*** RECORDS TO PROCESS ***

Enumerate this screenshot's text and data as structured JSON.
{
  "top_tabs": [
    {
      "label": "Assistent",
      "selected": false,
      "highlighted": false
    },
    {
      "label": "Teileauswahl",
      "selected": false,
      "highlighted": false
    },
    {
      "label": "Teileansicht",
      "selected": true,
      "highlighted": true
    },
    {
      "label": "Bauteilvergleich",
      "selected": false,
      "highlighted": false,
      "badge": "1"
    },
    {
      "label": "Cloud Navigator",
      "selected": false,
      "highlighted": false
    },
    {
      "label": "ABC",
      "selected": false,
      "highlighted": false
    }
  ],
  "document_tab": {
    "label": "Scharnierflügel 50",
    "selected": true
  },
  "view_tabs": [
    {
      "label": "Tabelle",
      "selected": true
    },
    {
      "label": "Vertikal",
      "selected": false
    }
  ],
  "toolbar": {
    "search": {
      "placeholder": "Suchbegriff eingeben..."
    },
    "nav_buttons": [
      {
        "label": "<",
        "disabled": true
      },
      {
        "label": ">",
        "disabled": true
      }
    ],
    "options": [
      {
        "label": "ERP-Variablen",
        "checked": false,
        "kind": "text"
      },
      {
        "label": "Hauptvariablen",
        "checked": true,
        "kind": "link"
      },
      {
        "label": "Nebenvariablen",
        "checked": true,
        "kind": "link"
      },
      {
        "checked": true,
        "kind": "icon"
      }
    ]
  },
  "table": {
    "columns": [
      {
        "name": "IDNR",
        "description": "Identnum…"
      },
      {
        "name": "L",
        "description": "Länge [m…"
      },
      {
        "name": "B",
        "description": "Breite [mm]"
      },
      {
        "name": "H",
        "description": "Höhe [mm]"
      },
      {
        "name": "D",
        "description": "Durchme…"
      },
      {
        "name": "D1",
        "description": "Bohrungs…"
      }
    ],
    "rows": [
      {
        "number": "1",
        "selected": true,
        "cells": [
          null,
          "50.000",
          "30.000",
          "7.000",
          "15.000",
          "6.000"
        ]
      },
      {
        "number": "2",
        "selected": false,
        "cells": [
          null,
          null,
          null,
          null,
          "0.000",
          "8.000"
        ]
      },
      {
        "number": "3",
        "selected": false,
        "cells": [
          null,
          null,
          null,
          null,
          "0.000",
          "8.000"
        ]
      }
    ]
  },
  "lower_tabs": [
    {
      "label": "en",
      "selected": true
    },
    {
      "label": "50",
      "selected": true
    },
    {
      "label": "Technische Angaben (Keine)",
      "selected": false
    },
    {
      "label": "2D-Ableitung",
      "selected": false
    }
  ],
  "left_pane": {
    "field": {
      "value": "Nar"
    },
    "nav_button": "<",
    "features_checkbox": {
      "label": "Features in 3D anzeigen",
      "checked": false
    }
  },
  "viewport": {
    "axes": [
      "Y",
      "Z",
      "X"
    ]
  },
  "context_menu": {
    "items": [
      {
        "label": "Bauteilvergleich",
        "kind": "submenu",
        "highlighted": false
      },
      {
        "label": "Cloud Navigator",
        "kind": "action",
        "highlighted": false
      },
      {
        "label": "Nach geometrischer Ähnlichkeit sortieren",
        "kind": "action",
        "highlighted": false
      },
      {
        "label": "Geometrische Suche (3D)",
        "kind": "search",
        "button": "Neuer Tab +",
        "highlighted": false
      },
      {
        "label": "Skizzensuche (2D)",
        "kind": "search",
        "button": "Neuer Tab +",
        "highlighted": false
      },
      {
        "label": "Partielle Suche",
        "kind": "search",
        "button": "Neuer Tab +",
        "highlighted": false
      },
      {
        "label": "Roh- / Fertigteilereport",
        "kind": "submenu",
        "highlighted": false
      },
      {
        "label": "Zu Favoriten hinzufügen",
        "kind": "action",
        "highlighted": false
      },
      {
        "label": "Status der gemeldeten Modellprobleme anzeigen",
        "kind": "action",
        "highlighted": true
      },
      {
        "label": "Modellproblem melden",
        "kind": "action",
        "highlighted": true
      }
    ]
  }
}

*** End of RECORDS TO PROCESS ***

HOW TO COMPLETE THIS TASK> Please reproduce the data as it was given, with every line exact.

SOLUTION FOR THIS TASK>
Enumerate this screenshot's text and data as structured JSON.
{
  "top_tabs": [
    {
      "label": "Assistent",
      "selected": false,
      "highlighted": false
    },
    {
      "label": "Teileauswahl",
      "selected": false,
      "highlighted": false
    },
    {
      "label": "Teileansicht",
      "selected": true,
      "highlighted": true
    },
    {
      "label": "Bauteilvergleich",
      "selected": false,
      "highlighted": false,
      "badge": "1"
    },
    {
      "label": "Cloud Navigator",
      "selected": false,
      "highlighted": false
    },
    {
      "label": "ABC",
      "selected": false,
      "highlighted": false
    }
  ],
  "document_tab": {
    "label": "Scharnierflügel 50",
    "selected": true
  },
  "view_tabs": [
    {
      "label": "Tabelle",
      "selected": true
    },
    {
      "label": "Vertikal",
      "selected": false
    }
  ],
  "toolbar": {
    "search": {
      "placeholder": "Suchbegriff eingeben..."
    },
    "nav_buttons": [
      {
        "label": "<",
        "disabled": true
      },
      {
        "label": ">",
        "disabled": true
      }
    ],
    "options": [
      {
        "label": "ERP-Variablen",
        "checked": false,
        "kind": "text"
      },
      {
        "label": "Hauptvariablen",
        "checked": true,
        "kind": "link"
      },
      {
        "label": "Nebenvariablen",
        "checked": true,
        "kind": "link"
      },
      {
        "checked": true,
        "kind": "icon"
      }
    ]
  },
  "table": {
    "columns": [
      {
        "name": "IDNR",
        "description": "Identnum…"
      },
      {
        "name": "L",
        "description": "Länge [m…"
      },
      {
        "name": "B",
        "description": "Breite [mm]"
      },
      {
        "name": "H",
        "description": "Höhe [mm]"
      },
      {
        "name": "D",
        "description": "Durchme…"
      },
      {
        "name": "D1",
        "description": "Bohrungs…"
      }
    ],
    "rows": [
      {
        "number": "1",
        "selected": true,
        "cells": [
          null,
          "50.000",
          "30.000",
          "7.000",
          "15.000",
          "6.000"
        ]
      },
      {
        "number": "2",
        "selected": false,
        "cells": [
          null,
          null,
          null,
          null,
          "0.000",
          "8.000"
        ]
      },
      {
        "number": "3",
        "selected": false,
        "cells": [
          null,
          null,
          null,
          null,
          "0.000",
          "8.000"
        ]
      }
    ]
  },
  "lower_tabs": [
    {
      "label": "en",
      "selected": true
    },
    {
      "label": "50",
      "selected": true
    },
    {
      "label": "Technische Angaben (Keine)",
      "selected": false
    },
    {
      "label": "2D-Ableitung",
      "selected": false
    }
  ],
  "left_pane": {
    "field": {
      "value": "Nar"
    },
    "nav_button": "<",
    "features_checkbox": {
      "label": "Features in 3D anzeigen",
      "checked": false
    }
  },
  "viewport": {
    "axes": [
      "Y",
      "Z",
      "X"
    ]
  },
  "context_menu": {
    "items": [
      {
        "label": "Bauteilvergleich",
        "kind": "submenu",
        "highlighted": false
      },
      {
        "label": "Cloud Navigator",
        "kind": "action",
        "highlighted": false
      },
      {
        "label": "Nach geometrischer Ähnlichkeit sortieren",
        "kind": "action",
        "highlighted": false
      },
      {
        "label": "Geometrische Suche (3D)",
        "kind": "search",
        "button": "Neuer Tab +",
        "highlighted": false
      },
      {
        "label": "Skizzensuche (2D)",
        "kind": "search",
        "button": "Neuer Tab +",
        "highlighted": false
      },
      {
        "label": "Partielle Suche",
        "kind": "search",
        "button": "Neuer Tab +",
        "highlighted": false
      },
      {
        "label": "Roh- / Fertigteilereport",
        "kind": "submenu",
        "highlighted": false
      },
      {
        "label": "Zu Favoriten hinzufügen",
        "kind": "action",
        "highlighted": false
      },
      {
        "label": "Status der gemeldeten Modellprobleme anzeigen",
        "kind": "action",
        "highlighted": true
      },
      {
        "label": "Modellproblem melden",
        "kind": "action",
        "highlighted": true
      }
    ]
  }
}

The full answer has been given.